• WHAT YOU ARE ASKED TO DO:
A word-for-word repetition of the records beneath this task is the expected answer.

---------- PROVIDED RECORDS

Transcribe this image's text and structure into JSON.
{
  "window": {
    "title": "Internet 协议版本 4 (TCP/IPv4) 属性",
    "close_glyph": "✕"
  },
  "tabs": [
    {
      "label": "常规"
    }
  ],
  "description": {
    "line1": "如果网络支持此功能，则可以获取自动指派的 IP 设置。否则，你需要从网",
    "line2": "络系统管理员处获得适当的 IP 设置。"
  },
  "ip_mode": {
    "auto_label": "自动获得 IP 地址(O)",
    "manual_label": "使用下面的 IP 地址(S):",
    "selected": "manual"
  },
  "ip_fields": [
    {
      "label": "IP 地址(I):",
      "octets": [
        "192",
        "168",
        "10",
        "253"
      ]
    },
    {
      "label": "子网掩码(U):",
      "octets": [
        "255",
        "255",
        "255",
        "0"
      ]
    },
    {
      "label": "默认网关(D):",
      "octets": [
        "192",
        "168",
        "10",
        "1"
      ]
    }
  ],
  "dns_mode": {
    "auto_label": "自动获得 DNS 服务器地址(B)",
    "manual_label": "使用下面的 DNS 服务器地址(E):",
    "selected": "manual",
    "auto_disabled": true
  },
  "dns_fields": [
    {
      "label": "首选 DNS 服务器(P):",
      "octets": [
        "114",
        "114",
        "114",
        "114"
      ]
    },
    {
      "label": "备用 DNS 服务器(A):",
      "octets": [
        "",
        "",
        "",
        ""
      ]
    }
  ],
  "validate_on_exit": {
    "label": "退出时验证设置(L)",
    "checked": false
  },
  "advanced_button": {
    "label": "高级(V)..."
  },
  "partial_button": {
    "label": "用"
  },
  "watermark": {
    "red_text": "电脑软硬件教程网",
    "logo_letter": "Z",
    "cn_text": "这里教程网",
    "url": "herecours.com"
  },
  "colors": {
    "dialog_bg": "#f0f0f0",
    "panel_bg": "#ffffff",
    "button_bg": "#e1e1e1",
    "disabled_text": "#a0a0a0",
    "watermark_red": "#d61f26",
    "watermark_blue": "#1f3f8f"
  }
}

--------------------

• WRITTEN REPLY:
Transcribe this image's text and structure into JSON.
{
  "window": {
    "title": "Internet 协议版本 4 (TCP/IPv4) 属性",
    "close_glyph": "✕"
  },
  "tabs": [
    {
      "label": "常规"
    }
  ],
  "description": {
    "line1": "如果网络支持此功能，则可以获取自动指派的 IP 设置。否则，你需要从网",
    "line2": "络系统管理员处获得适当的 IP 设置。"
  },
  "ip_mode": {
    "auto_label": "自动获得 IP 地址(O)",
    "manual_label": "使用下面的 IP 地址(S):",
    "selected": "manual"
  },
  "ip_fields": [
    {
      "label": "IP 地址(I):",
      "octets": [
        "192",
        "168",
        "10",
        "253"
      ]
    },
    {
      "label": "子网掩码(U):",
      "octets": [
        "255",
        "255",
        "255",
        "0"
      ]
    },
    {
      "label": "默认网关(D):",
      "octets": [
        "192",
        "168",
        "10",
        "1"
      ]
    }
  ],
  "dns_mode": {
    "auto_label": "自动获得 DNS 服务器地址(B)",
    "manual_label": "使用下面的 DNS 服务器地址(E):",
    "selected": "manual",
    "auto_disabled": true
  },
  "dns_fields": [
    {
      "label": "首选 DNS 服务器(P):",
      "octets": [
        "114",
        "114",
        "114",
        "114"
      ]
    },
    {
      "label": "备用 DNS 服务器(A):",
      "octets": [
        "",
        "",
        "",
        ""
      ]
    }
  ],
  "validate_on_exit": {
    "label": "退出时验证设置(L)",
    "checked": false
  },
  "advanced_button": {
    "label": "高级(V)..."
  },
  "partial_button": {
    "label": "用"
  },
  "watermark": {
    "red_text": "电脑软硬件教程网",
    "logo_letter": "Z",
    "cn_text": "这里教程网",
    "url": "herecours.com"
  },
  "colors": {
    "dialog_bg": "#f0f0f0",
    "panel_bg": "#ffffff",
    "button_bg": "#e1e1e1",
    "disabled_text": "#a0a0a0",
    "watermark_red": "#d61f26",
    "watermark_blue": "#1f3f8f"
  }
}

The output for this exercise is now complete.